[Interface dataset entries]

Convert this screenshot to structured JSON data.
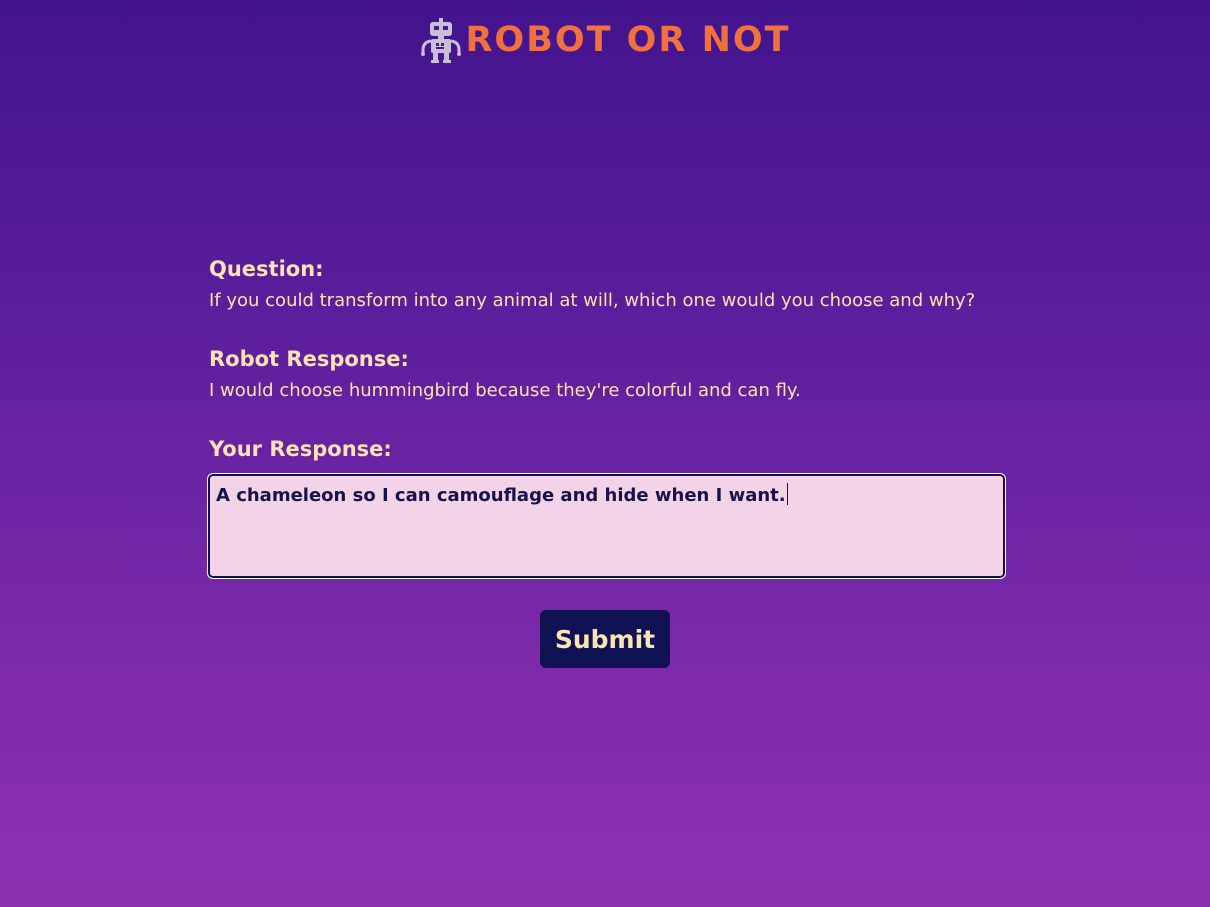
{
  "header": {
    "logo_icon": "robot-icon",
    "title": "ROBOT OR NOT"
  },
  "question": {
    "label": "Question:",
    "text": "If you could transform into any animal at will, which one would you choose and why?"
  },
  "robot_response": {
    "label": "Robot Response:",
    "text": "I would choose hummingbird because they're colorful and can fly."
  },
  "your_response": {
    "label": "Your Response:",
    "value": "A chameleon so I can camouflage and hide when I want."
  },
  "submit": {
    "label": "Submit"
  },
  "colors": {
    "background_top": "#42148e",
    "background_bottom": "#8e31b1",
    "title_accent": "#f0703e",
    "label_text": "#fbe3b3",
    "input_background": "#f3d3e8",
    "button_background": "#111253"
  }
}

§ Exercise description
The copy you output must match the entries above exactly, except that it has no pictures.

§ Output
Convert this screenshot to structured JSON data.
{
  "header": {
    "logo_icon": "robot-icon",
    "title": "ROBOT OR NOT"
  },
  "question": {
    "label": "Question:",
    "text": "If you could transform into any animal at will, which one would you choose and why?"
  },
  "robot_response": {
    "label": "Robot Response:",
    "text": "I would choose hummingbird because they're colorful and can fly."
  },
  "your_response": {
    "label": "Your Response:",
    "value": "A chameleon so I can camouflage and hide when I want."
  },
  "submit": {
    "label": "Submit"
  },
  "colors": {
    "background_top": "#42148e",
    "background_bottom": "#8e31b1",
    "title_accent": "#f0703e",
    "label_text": "#fbe3b3",
    "input_background": "#f3d3e8",
    "button_background": "#111253"
  }
}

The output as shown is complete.